Under the FTCA, the sovereign immunity of the United States
is waived for certain torts committed by Federal employees.
See 28 U.S.C. § 1346(b). A claim under the FTCA
must be (1) against the United States, (2) for money damages,
(3) “for injury or loss of property, or personal injury
or death, ” (4) caused by the negligent or wrongful act
or omission of any employee of the United States, (5)
“while acting within the scope of his office or
employment, ” (6) “under circumstances where the
United States, if a private person, would be liable to the
claimant in accordance with the law of the place where the
act or omission occurred.” Id.
Curbison v. U.S. Gov't of N.J., No. 05-5280,
2006 WL 3544560, at *8 (D.N.J. Dec. 7, 2006). The definition
of “employee” under the FTCA is key to the
resolution of this dispute about Defendant Hopson's
capacity. By the terms of the FTCA itself,
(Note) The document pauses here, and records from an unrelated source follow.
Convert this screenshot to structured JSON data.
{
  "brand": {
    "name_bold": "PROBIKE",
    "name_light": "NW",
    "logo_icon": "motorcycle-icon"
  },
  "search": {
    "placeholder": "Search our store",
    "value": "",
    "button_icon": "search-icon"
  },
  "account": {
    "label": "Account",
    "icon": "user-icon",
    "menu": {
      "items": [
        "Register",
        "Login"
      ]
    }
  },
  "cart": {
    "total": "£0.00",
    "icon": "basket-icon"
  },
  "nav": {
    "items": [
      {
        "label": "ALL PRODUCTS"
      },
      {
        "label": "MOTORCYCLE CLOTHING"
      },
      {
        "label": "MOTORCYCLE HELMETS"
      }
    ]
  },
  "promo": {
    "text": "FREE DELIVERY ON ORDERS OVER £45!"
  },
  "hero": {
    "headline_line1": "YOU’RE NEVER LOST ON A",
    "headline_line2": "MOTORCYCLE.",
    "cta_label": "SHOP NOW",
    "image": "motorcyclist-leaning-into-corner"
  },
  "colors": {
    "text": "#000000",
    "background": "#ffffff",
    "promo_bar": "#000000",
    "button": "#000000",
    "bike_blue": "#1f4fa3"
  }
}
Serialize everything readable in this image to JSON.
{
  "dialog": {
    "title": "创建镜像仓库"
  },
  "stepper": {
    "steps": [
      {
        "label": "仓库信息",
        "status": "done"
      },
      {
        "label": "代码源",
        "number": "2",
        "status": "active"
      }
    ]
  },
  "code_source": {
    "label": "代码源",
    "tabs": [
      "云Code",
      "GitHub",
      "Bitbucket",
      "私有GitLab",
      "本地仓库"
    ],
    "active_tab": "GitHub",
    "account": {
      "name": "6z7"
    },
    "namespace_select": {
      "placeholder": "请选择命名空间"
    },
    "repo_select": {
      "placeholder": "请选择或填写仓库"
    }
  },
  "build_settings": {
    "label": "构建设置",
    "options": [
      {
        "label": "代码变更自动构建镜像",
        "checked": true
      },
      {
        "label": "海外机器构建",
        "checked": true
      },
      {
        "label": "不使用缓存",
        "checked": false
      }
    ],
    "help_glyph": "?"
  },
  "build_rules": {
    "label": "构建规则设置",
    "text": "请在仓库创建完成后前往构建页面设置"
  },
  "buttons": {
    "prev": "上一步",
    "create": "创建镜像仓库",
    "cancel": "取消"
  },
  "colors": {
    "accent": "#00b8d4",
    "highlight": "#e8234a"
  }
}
“[e]mployee of the government” includes (1)
officers or employees of any federal agency, members of the
military or naval forces of the United States, members of the
National Guard while engaged in training or duty . . ., and
persons acting on behalf of a federal agency in an official
capacity, temporarily or permanently in the service of the
United States, whether with or without ...